The contradictions are clear. First, why do all business transactions require signing contracts between employers for products and services, yet employer contracts with their workers are unacceptable? And how happy would employers be if each contract signing for a product or service took a year or more to complete? That would be scandalous!

Second, employer groups have organized together to pursue their members' interests. We have the Chamber of Commerce, the National Association of Manufacturers and the Homebuilders Association. However, when a group of employees organize together to pursue their interests, it is demonized and considered an infringement upon employer rights.
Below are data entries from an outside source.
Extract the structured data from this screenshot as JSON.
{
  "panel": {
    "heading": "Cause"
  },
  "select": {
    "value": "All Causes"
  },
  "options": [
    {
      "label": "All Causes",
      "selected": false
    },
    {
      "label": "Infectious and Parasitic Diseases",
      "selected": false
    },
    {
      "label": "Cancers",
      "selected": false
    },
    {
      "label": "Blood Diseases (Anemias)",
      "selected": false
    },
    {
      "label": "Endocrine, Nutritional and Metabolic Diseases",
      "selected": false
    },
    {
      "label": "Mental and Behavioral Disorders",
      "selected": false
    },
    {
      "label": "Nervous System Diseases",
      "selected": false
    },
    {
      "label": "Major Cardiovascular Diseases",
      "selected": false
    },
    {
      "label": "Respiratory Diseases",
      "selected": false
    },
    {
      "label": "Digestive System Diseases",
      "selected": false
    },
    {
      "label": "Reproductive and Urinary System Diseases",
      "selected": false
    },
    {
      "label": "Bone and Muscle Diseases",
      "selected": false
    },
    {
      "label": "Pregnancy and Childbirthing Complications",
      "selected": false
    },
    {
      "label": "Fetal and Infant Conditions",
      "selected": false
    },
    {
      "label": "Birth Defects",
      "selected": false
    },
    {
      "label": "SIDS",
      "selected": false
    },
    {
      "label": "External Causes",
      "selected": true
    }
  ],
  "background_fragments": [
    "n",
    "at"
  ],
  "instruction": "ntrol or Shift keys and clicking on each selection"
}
Another claim by the Bloomington Chamber is that small business owners will be hurt by passage of the EFCA. Under current labor law, small business owners face union elections if two or more employees want to form a union. The ECFA does nothing to change that. I don't see any labor unions spending their limited resources on organizing the millions of businesses who employ only a few workers. These workers are more than welcome, but it just isn't realistic.

"When employers faced union elections between 1999 and 2003, 34 percent of the companies fired pro-union workers."
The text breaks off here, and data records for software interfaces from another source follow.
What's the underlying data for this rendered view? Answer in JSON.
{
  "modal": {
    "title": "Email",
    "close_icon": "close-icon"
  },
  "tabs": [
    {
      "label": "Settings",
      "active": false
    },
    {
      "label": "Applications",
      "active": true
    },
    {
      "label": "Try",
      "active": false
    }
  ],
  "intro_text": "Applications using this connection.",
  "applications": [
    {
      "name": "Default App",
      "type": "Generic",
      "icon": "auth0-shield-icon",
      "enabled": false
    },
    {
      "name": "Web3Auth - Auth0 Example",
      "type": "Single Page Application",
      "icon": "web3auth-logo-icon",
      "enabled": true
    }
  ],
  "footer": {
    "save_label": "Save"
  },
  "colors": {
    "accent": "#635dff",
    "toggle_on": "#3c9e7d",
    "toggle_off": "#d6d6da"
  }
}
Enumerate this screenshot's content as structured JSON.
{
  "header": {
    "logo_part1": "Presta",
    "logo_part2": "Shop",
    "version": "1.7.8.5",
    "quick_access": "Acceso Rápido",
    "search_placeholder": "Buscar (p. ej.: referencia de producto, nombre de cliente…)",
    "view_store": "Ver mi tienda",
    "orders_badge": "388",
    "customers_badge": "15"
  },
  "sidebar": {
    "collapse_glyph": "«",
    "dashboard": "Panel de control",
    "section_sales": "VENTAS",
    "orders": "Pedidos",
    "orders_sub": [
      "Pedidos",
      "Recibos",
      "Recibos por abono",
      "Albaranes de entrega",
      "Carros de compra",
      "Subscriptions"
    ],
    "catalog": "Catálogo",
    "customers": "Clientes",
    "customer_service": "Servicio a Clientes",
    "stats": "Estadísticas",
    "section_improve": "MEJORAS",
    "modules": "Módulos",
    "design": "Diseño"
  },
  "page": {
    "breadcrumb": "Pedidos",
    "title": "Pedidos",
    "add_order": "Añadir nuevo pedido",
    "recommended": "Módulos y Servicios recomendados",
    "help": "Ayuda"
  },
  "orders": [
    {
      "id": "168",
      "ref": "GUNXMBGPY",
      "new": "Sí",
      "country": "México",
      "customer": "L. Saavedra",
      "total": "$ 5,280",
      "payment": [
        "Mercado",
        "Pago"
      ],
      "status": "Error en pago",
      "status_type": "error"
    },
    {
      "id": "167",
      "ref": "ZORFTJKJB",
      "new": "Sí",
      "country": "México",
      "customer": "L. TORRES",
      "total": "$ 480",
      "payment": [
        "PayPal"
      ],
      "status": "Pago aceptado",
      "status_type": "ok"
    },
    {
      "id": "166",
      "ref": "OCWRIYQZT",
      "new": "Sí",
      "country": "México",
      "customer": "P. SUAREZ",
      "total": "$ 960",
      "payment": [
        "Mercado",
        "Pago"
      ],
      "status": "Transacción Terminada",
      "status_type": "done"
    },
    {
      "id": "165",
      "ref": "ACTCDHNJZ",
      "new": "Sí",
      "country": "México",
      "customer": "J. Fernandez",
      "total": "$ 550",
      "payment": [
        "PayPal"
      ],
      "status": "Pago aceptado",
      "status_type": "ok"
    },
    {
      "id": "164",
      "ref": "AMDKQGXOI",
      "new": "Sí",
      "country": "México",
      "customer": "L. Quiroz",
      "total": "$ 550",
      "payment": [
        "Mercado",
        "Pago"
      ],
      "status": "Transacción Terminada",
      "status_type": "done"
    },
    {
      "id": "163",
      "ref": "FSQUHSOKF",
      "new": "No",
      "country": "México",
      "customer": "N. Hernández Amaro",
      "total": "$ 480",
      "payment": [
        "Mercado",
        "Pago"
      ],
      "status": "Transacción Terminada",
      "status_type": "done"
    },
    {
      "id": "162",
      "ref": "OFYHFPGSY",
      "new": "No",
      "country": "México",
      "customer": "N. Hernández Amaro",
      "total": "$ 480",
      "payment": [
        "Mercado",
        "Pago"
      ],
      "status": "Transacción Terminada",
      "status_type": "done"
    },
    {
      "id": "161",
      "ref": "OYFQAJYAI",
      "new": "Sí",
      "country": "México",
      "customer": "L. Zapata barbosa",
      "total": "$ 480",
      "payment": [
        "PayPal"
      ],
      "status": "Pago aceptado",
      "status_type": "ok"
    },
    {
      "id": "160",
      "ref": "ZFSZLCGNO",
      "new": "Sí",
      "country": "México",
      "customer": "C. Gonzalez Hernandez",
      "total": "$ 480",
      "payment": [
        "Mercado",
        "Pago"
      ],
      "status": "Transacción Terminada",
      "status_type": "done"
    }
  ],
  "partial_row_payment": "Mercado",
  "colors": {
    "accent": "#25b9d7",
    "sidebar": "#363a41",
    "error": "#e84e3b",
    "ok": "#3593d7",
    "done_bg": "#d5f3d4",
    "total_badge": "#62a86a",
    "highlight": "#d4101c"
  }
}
The claim that any union election will have the secret ballot taken away from the employees is a lie. The EFCA simply adds card-check recognition as another option for the employees in the process of deciding whether to be represented by a union. Like it or not, just look at the statistics. If employers followed the law and abided by the rules, this option would never have been proposed.

The Chamber further contends that new penalties for breaking the law and mandatory arbitration for first contracts are unfair to employers. Well, if employers treated their employees with dignity and respect, unionization wouldn't be an issue for them.

And, if employers didn't break the law in the first place, they wouldn't have to worry about paying any penalties. What a world they live in, where lawbreakers aren't expected to pay the consequences? Finally, if unscrupulous employers bargained in good faith like they are supposed to by law, there wouldn't be a need for arbitration.

Look at the statistics provided above. Employers do not make it easy on employees in securing their first contracts. Just to let it be known, unions would prefer to bargain on their own terms too. Unions aren't always on the receiving end of good contracts when arbitrators are part of the process as currently required under some existing contracts and within the public sector. Unions prefer to bargain in good faith and hope to settle with the best terms possible.

However, there has to be a starting point for a first contract when employees decide to unionize. This is part of the solution under the EFCA. Unions need employers to stay profitable so employees can continue their employment. It isn't the goal of unions to put employers out of business, that just doesn't make any sense.


"The claim that any union election will have the secret ballot taken away from the employees is a lie."

The Chamber's position isn't unexpected or shocking. As the national Jobs with Justice organization has pointed out, the U.S Chamber of Commerce and its allies in the past have fought against: the eight-hour workday for women, child labor laws, the Family and Medical Leave Act, the Voting Rights Act, Raising Americans with Disability Act access standards, overtime payments for millions of workers through reforms of the Fair Labor Standards Act, OSHA ergonomics regulations that would protect workers from occupational injuries, increases in the minimum wage, and living wages. And now they've added the Employee Free Choice Act to the list.

Locally, the Chamber has also fought against the Bloomington Living Wage ordinance (remember how it was going to ruin small businesses?), fought to place a greater burden on workers to "fix" Unemployment Insurance in Indiana, and now the Employee Free Choice Act.

Let's hope the Chamber will stop attacking workers' rights and concentrate on good jobs for hard-working families in our community. The same thing unions have always fought for, and will continue to do.

Tom Szymanski can be reached at .

For More Information
National Labor Relations Act
No Holds Barred: The Intensification of Employer Opposition to Organizing